even with Brazil. The buildup of European industrial production could not in any direct economic fashion benefit to any great degree a nation such as the United States which is by far the greatest industrial producer among the nations in the world. the American foreign policy was almost entirely centered upon a tired and bankrupt Europe to the neglect both of Asia and the Latin-American nations. Over a period of years this policy has cost the American people many thousands of dollars per family. his limited politi- . good. Relations with the Latin-American nations. since the confusion was so enormous and so many elements were involved-the inexperience and even ignorance of ex-President Truman. maintained a close friendship with the United States. which has persistently. were largely ignored. in a world in which the very foundations of the wealth and power of the once great European nations---colonies and empires-are disintegrating or have disappeared. and build European defenses against the ramshackle Soviet Empire. of Mr. restore the old colonial empires which cannot be restored. Acheson. Its results remain increasingly dubious. and at times in the face of snubs. every act and policy. his occasional vindictiveness.THE FAILURE OF A POLICY 2] himself. given outright to re-establish European economy. The whole pattern-and it is an intricate and immensely complicated one-of the policies and· procedures and acts of the TrumanAcheson alliance has not yet been explained or even revealed and it may never be. The American taxpayer sacrificed billions of dollars. It could only benefit the United States by eventually taking the financial responsibility for Europe off the shoulders of the average American citizen and taxpayer-and this benefit was in fact only a theory and a hope which even today remains a rather forlorn one. 1 Under Truman and Acheson. bad or confused. for reasons which are becoming increasingly apparent. Our tactics and policies in Asia ended with the tragic loss of China's friendship and support.

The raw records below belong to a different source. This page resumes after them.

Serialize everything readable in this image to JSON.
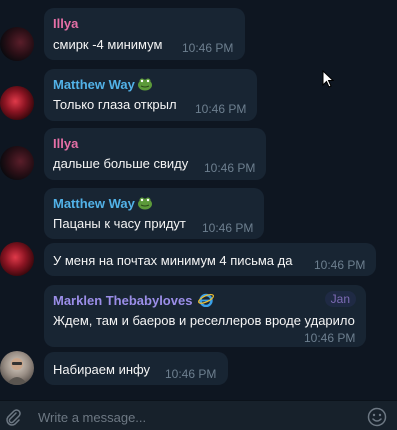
{
  "messages": [
    {
      "sender": "Illya",
      "sender_color": "#e56fa6",
      "text": "смирк -4 минимум",
      "time": "10:46 PM",
      "avatar": "dark"
    },
    {
      "sender": "Matthew Way",
      "sender_color": "#52b2e8",
      "text": "Только глаза открыл",
      "time": "10:46 PM",
      "avatar": "red",
      "emoji": "frog-emoji"
    },
    {
      "sender": "Illya",
      "sender_color": "#e56fa6",
      "text": "дальше больше свиду",
      "time": "10:46 PM",
      "avatar": "dark"
    },
    {
      "sender": "Matthew Way",
      "sender_color": "#52b2e8",
      "text": "Пацаны к часу придут",
      "time": "10:46 PM",
      "avatar": "none",
      "emoji": "frog-emoji"
    },
    {
      "sender": "",
      "text": "У меня на почтах минимум 4 письма да",
      "time": "10:46 PM",
      "avatar": "red"
    },
    {
      "sender": "Marklen Thebabyloves",
      "sender_color": "#9b8ee8",
      "text": "Ждем, там и баеров и реселлеров вроде ударило",
      "time": "10:46 PM",
      "avatar": "none",
      "emoji": "ie-logo-icon",
      "tag": "Jan"
    },
    {
      "sender": "",
      "text": "Набираем инфу",
      "time": "10:46 PM",
      "avatar": "photo"
    }
  ],
  "composer": {
    "placeholder": "Write a message..."
  },
  "colors": {
    "background": "#0e1621",
    "bubble": "#182533",
    "composer": "#17212b",
    "time": "#6d7f8f"
  }
}
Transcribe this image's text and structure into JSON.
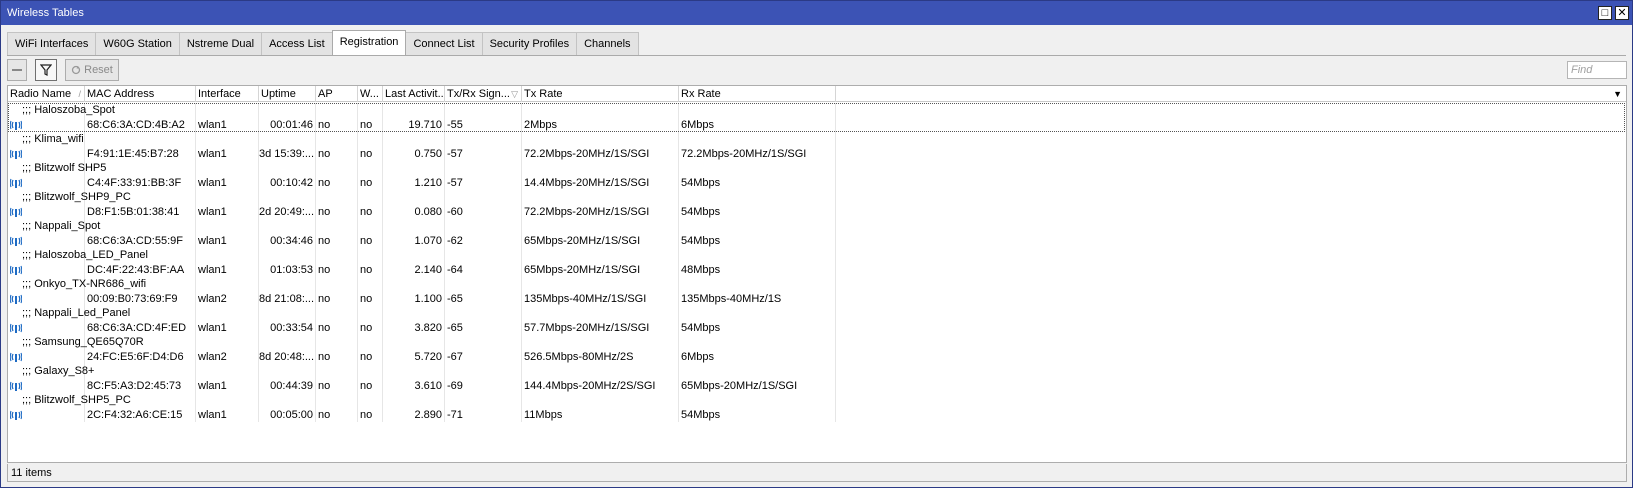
{
  "window": {
    "title": "Wireless Tables"
  },
  "tabs": [
    {
      "label": "WiFi Interfaces",
      "active": false
    },
    {
      "label": "W60G Station",
      "active": false
    },
    {
      "label": "Nstreme Dual",
      "active": false
    },
    {
      "label": "Access List",
      "active": false
    },
    {
      "label": "Registration",
      "active": true
    },
    {
      "label": "Connect List",
      "active": false
    },
    {
      "label": "Security Profiles",
      "active": false
    },
    {
      "label": "Channels",
      "active": false
    }
  ],
  "toolbar": {
    "reset_label": "Reset",
    "find_placeholder": "Find"
  },
  "columns": [
    "Radio Name",
    "MAC Address",
    "Interface",
    "Uptime",
    "AP",
    "W...",
    "Last Activit...",
    "Tx/Rx Sign...",
    "Tx Rate",
    "Rx Rate"
  ],
  "rows": [
    {
      "comment": ";;; Haloszoba_Spot",
      "mac": "68:C6:3A:CD:4B:A2",
      "iface": "wlan1",
      "uptime": "00:01:46",
      "ap": "no",
      "w": "no",
      "last": "19.710",
      "signal": "-55",
      "tx": "2Mbps",
      "rx": "6Mbps"
    },
    {
      "comment": ";;; Klima_wifi",
      "mac": "F4:91:1E:45:B7:28",
      "iface": "wlan1",
      "uptime": "3d 15:39:...",
      "ap": "no",
      "w": "no",
      "last": "0.750",
      "signal": "-57",
      "tx": "72.2Mbps-20MHz/1S/SGI",
      "rx": "72.2Mbps-20MHz/1S/SGI"
    },
    {
      "comment": ";;; Blitzwolf SHP5",
      "mac": "C4:4F:33:91:BB:3F",
      "iface": "wlan1",
      "uptime": "00:10:42",
      "ap": "no",
      "w": "no",
      "last": "1.210",
      "signal": "-57",
      "tx": "14.4Mbps-20MHz/1S/SGI",
      "rx": "54Mbps"
    },
    {
      "comment": ";;; Blitzwolf_SHP9_PC",
      "mac": "D8:F1:5B:01:38:41",
      "iface": "wlan1",
      "uptime": "2d 20:49:...",
      "ap": "no",
      "w": "no",
      "last": "0.080",
      "signal": "-60",
      "tx": "72.2Mbps-20MHz/1S/SGI",
      "rx": "54Mbps"
    },
    {
      "comment": ";;; Nappali_Spot",
      "mac": "68:C6:3A:CD:55:9F",
      "iface": "wlan1",
      "uptime": "00:34:46",
      "ap": "no",
      "w": "no",
      "last": "1.070",
      "signal": "-62",
      "tx": "65Mbps-20MHz/1S/SGI",
      "rx": "54Mbps"
    },
    {
      "comment": ";;; Haloszoba_LED_Panel",
      "mac": "DC:4F:22:43:BF:AA",
      "iface": "wlan1",
      "uptime": "01:03:53",
      "ap": "no",
      "w": "no",
      "last": "2.140",
      "signal": "-64",
      "tx": "65Mbps-20MHz/1S/SGI",
      "rx": "48Mbps"
    },
    {
      "comment": ";;; Onkyo_TX-NR686_wifi",
      "mac": "00:09:B0:73:69:F9",
      "iface": "wlan2",
      "uptime": "8d 21:08:...",
      "ap": "no",
      "w": "no",
      "last": "1.100",
      "signal": "-65",
      "tx": "135Mbps-40MHz/1S/SGI",
      "rx": "135Mbps-40MHz/1S"
    },
    {
      "comment": ";;; Nappali_Led_Panel",
      "mac": "68:C6:3A:CD:4F:ED",
      "iface": "wlan1",
      "uptime": "00:33:54",
      "ap": "no",
      "w": "no",
      "last": "3.820",
      "signal": "-65",
      "tx": "57.7Mbps-20MHz/1S/SGI",
      "rx": "54Mbps"
    },
    {
      "comment": ";;; Samsung_QE65Q70R",
      "mac": "24:FC:E5:6F:D4:D6",
      "iface": "wlan2",
      "uptime": "8d 20:48:...",
      "ap": "no",
      "w": "no",
      "last": "5.720",
      "signal": "-67",
      "tx": "526.5Mbps-80MHz/2S",
      "rx": "6Mbps"
    },
    {
      "comment": ";;; Galaxy_S8+",
      "mac": "8C:F5:A3:D2:45:73",
      "iface": "wlan1",
      "uptime": "00:44:39",
      "ap": "no",
      "w": "no",
      "last": "3.610",
      "signal": "-69",
      "tx": "144.4Mbps-20MHz/2S/SGI",
      "rx": "65Mbps-20MHz/1S/SGI"
    },
    {
      "comment": ";;; Blitzwolf_SHP5_PC",
      "mac": "2C:F4:32:A6:CE:15",
      "iface": "wlan1",
      "uptime": "00:05:00",
      "ap": "no",
      "w": "no",
      "last": "2.890",
      "signal": "-71",
      "tx": "11Mbps",
      "rx": "54Mbps"
    }
  ],
  "status": {
    "count_label": "11 items"
  },
  "icons": {
    "minimize": "restore-icon",
    "close": "close-icon",
    "row": "wireless-client-icon",
    "filter": "filter-icon",
    "reset": "reset-icon",
    "remove": "minus-icon"
  },
  "colors": {
    "titlebar": "#3c53b5",
    "icon": "#1e6bc4"
  }
}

the roots of which extend far back into the Roosevelt Administration. both at home and abroad. almost psychopathic loyalties and friendships. influencing. intense.against Truman and increased the opposition which largely repudiated him and most of his policies in the elections of 1952. They were everywhere in government. molding policies. regardless of the ethical or moral or intellectual qualities of the persons concerned. destroying records and in general augmenting a confusion which operated· to the damage of American and even European interests and almost wholly in favor of the interests of Marxian Communism and of Soviet Russian imperialism. operating. They have also complicated enormously the task of future historians. This resentment reacted . but the dubious reactionary archaic "radicalism" of the Marxian philosophy. Beyond this lay the European and especially British affiliations and sympathies of Acheson and the resentment